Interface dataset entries
'''

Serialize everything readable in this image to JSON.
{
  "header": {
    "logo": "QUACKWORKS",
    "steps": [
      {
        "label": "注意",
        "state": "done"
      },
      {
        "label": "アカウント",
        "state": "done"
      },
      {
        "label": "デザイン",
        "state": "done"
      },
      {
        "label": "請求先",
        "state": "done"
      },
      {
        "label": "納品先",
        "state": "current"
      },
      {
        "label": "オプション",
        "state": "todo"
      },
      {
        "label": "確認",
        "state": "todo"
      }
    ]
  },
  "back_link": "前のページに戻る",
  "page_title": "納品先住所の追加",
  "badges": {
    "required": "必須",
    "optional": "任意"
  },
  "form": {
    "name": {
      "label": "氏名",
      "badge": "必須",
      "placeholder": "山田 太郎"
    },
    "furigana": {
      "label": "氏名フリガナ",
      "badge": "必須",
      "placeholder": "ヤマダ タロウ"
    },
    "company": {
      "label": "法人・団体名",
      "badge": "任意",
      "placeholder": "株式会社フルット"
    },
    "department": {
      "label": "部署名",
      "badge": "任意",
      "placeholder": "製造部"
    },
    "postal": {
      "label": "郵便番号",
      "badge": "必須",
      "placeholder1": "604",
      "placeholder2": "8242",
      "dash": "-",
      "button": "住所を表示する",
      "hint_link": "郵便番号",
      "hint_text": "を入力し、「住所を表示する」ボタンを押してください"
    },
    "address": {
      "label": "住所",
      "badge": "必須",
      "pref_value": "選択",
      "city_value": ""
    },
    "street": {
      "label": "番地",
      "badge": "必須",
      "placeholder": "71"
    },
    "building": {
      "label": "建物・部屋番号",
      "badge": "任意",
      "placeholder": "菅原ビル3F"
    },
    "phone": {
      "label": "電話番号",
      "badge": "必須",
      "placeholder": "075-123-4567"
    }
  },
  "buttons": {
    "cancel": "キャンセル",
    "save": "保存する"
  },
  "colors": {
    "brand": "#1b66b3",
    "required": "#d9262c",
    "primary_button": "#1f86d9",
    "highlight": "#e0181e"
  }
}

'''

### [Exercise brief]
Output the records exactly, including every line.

### [Reply]
Serialize everything readable in this image to JSON.
{
  "header": {
    "logo": "QUACKWORKS",
    "steps": [
      {
        "label": "注意",
        "state": "done"
      },
      {
        "label": "アカウント",
        "state": "done"
      },
      {
        "label": "デザイン",
        "state": "done"
      },
      {
        "label": "請求先",
        "state": "done"
      },
      {
        "label": "納品先",
        "state": "current"
      },
      {
        "label": "オプション",
        "state": "todo"
      },
      {
        "label": "確認",
        "state": "todo"
      }
    ]
  },
  "back_link": "前のページに戻る",
  "page_title": "納品先住所の追加",
  "badges": {
    "required": "必須",
    "optional": "任意"
  },
  "form": {
    "name": {
      "label": "氏名",
      "badge": "必須",
      "placeholder": "山田 太郎"
    },
    "furigana": {
      "label": "氏名フリガナ",
      "badge": "必須",
      "placeholder": "ヤマダ タロウ"
    },
    "company": {
      "label": "法人・団体名",
      "badge": "任意",
      "placeholder": "株式会社フルット"
    },
    "department": {
      "label": "部署名",
      "badge": "任意",
      "placeholder": "製造部"
    },
    "postal": {
      "label": "郵便番号",
      "badge": "必須",
      "placeholder1": "604",
      "placeholder2": "8242",
      "dash": "-",
      "button": "住所を表示する",
      "hint_link": "郵便番号",
      "hint_text": "を入力し、「住所を表示する」ボタンを押してください"
    },
    "address": {
      "label": "住所",
      "badge": "必須",
      "pref_value": "選択",
      "city_value": ""
    },
    "street": {
      "label": "番地",
      "badge": "必須",
      "placeholder": "71"
    },
    "building": {
      "label": "建物・部屋番号",
      "badge": "任意",
      "placeholder": "菅原ビル3F"
    },
    "phone": {
      "label": "電話番号",
      "badge": "必須",
      "placeholder": "075-123-4567"
    }
  },
  "buttons": {
    "cancel": "キャンセル",
    "save": "保存する"
  },
  "colors": {
    "brand": "#1b66b3",
    "required": "#d9262c",
    "primary_button": "#1f86d9",
    "highlight": "#e0181e"
  }
}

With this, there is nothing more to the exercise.